That kinda talk is liable to get you fired up around here. Understand that Blender is first and foremost a 3D program. As for being ready for VFX work? well, no man is an island and, likewise, no program is a stand alone. Every major VFX outfit (and a fairly good number of minor ones too) employ programmers who design custom software for the very reason outlined above. Blender developers are often recruited into the fold because their favorite piece of freeware is lacking some specific feature/set they need to put the finishing touches on one of their personal works. So, they’re loaded into the breech. And that’s how babies are born.
Ready for VFX work…lets see: 32bpc-HDR; R, G, B, A, Z, Vec, Nor, UV, ObID, pass it, matte it, exclude or recombine it any way you want it, model, animate, light, shade, constrain, modify, simulate, bake to IPOs, UV unwrapping (best in the industry), render bake, object to object baking, image rendering and compositing, Full Sample Aliasing (the most innovative and effective method ever devised for compositing 3D image files), import & export to other 3D file formats, script, , instance, mannage, dynamically link multiple scenes and files via built-in database management system, verse file checkout system…these are just a few of the features in Blender’s arsenal, many of which are on the leading edgeof 2D & 3D imaging capabilities so, to answer your question, yes; Blender is quite capable when it comes to VFX work but, the real question here is, “Are You?”.
Some shots are going to be time consuming and frustrating no matter how advanced technology becomes, that’s why they’re so damned expensive. Your solution however is rather elementary, it’s called camera clipping.
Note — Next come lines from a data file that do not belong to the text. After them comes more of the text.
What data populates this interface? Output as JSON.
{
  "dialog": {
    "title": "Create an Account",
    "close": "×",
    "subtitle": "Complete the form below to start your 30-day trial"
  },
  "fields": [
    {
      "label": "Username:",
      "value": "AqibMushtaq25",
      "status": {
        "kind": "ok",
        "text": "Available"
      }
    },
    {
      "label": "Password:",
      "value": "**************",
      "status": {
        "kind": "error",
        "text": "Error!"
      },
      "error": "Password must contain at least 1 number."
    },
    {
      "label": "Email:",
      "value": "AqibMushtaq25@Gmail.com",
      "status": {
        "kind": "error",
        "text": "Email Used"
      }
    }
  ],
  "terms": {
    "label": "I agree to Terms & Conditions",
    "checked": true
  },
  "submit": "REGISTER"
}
Simply render several depth limited slices of your scene and composite them alpha over one another in their proper front to back order (this can be done sequentially and without interruption by creating a new Full Copy of the scene for each depth slice and loading each of these scenes into the compositor from the first scene. just be sure to adjust each scene’s camera to the next depth beyond that of the previous scene). Because you’re using several scenes you get the added bonus of freed memory between each scene’s render slice, allowing you to utilize massively more memory than any one scene could ever handle without running the risk of causing Blender to crash.